Effects of Increases in the New Zealand Minimum Wage on Teenage Employment: An Empirical Examination using Survey and Administrative Data
This thesis presents empirical evidence of the effects of the 2001 minimum wage policy reform on teenage employment. This reform resulted in the largest increase in real minimum wages, which totalled 68% in March 2001 for 18-19-year-olds and 35% over the period March 2001/02. Although New Zealand empirical evidence exists on the effects of this policy reform on teenage employment, there have been no attempts to re-examine its impacts since administrative data have become available through Stats NZ’s Integrated Data Infrastructure. Consequently, this thesis aims to fill this gap in the current New Zealand empirical evidence of the effects of minimum wage increases on teenage employment.
Existing New Zealand empirical evidence has relied on survey data to examine the effects of minimum wage increases on teenage employment. This thesis extends the current body of knowledge by utilising individual-level administrative data. This thesis also draws on survey data to compare the benefits and limitations of the administrative data available over the selected sample periods of the empirical analyses. Formal estimation of the effects of the 2001 minimum wage policy reform on teenage employment adopts several identification strategies, including difference-in-differences and regression discontinuity, common in the international empirical minimum wage literature but not in New Zealand.
The key value of the administrative data was revealed when measuring employment using administrative and survey data. When measured using administrative data, monthly variations in employment showed substantial seasonal fluctuation, which were not as observable when measuring employment at a quarterly-level using survey data.
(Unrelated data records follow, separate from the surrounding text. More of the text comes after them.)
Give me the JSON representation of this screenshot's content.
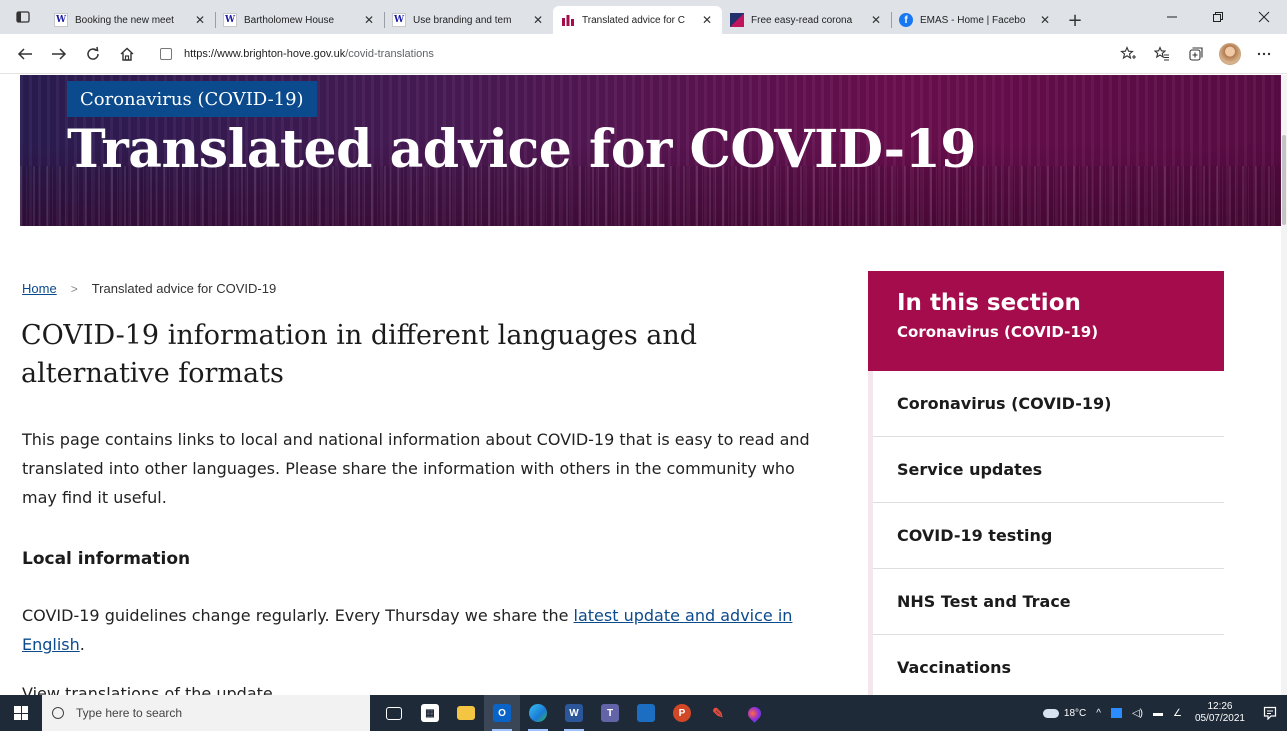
{
  "browser": {
    "tabs": [
      {
        "title": "Booking the new meet",
        "favicon": "w-icon",
        "active": false
      },
      {
        "title": "Bartholomew House",
        "favicon": "w-icon",
        "active": false
      },
      {
        "title": "Use branding and tem",
        "favicon": "w-icon",
        "active": false
      },
      {
        "title": "Translated advice for C",
        "favicon": "bh-icon",
        "active": true
      },
      {
        "title": "Free easy-read corona",
        "favicon": "flag-icon",
        "active": false
      },
      {
        "title": "EMAS - Home | Facebo",
        "favicon": "facebook-icon",
        "active": false
      }
    ],
    "close_glyph": "✕",
    "new_tab_glyph": "+",
    "url_host": "https://www.brighton-hove.gov.uk",
    "url_path": "/covid-translations"
  },
  "page": {
    "hero": {
      "tag": "Coronavirus (COVID-19)",
      "title": "Translated advice for COVID-19"
    },
    "breadcrumb": {
      "home": "Home",
      "separator": ">",
      "current": "Translated advice for COVID-19"
    },
    "title": "COVID-19 information in different languages and alternative formats",
    "intro": "This page contains links to local and national information about COVID-19 that is easy to read and translated into other languages. Please share the information with others in the community who may find it useful.",
    "local_heading": "Local information",
    "local_text": "COVID-19 guidelines change regularly. Every Thursday we share the ",
    "local_link": "latest update and advice in English",
    "local_end": ".",
    "cut_text": "View translations of the update.                  ",
    "sidenav": {
      "heading": "In this section",
      "subheading": "Coronavirus (COVID-19)",
      "items": [
        "Coronavirus (COVID-19)",
        "Service updates",
        "COVID-19 testing",
        "NHS Test and Trace",
        "Vaccinations"
      ]
    },
    "colors": {
      "brand": "#a50c4b",
      "link": "#0b4a8c",
      "tag": "#0b4a8c"
    }
  },
  "taskbar": {
    "search_placeholder": "Type here to search",
    "weather": "18°C",
    "time": "12:26",
    "date": "05/07/2021"
  }
}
These monthly variations in employment were beneficial when formally estimating the effects of the 2001 minimum wage policy reform on teenage employment as they provided more variation in a key outcome variable. They also enabled formal validation of key assumptions to be undertaken, which would have been more challenging if relying on survey data. Although unique in the population examined, the final empirical analysis revealed effects on teenage employment from minimum wage increases which complemented some of the existing New Zealand empirical evidence. There are several relevant research and policy implications drawn from the descriptive and formal empirical results presented in this thesis. For research, the key limitation of the administrative data was identified as the absence of information on of hours of work over the selected sample periods. This restrained the empirical examinations undertaken in this thesis from fully exploring the effects of minimum wage increases on a range of relevant outcomes, such as hourly wage or hours of work. For policy, the formal empirical results suggest that large minimum wage increases may not immediately impact teenage employment; however, employers respond through alternative channels of adjustment. By considering a wider range of potential responses by employers, more refined minimum wage policy could be formulated.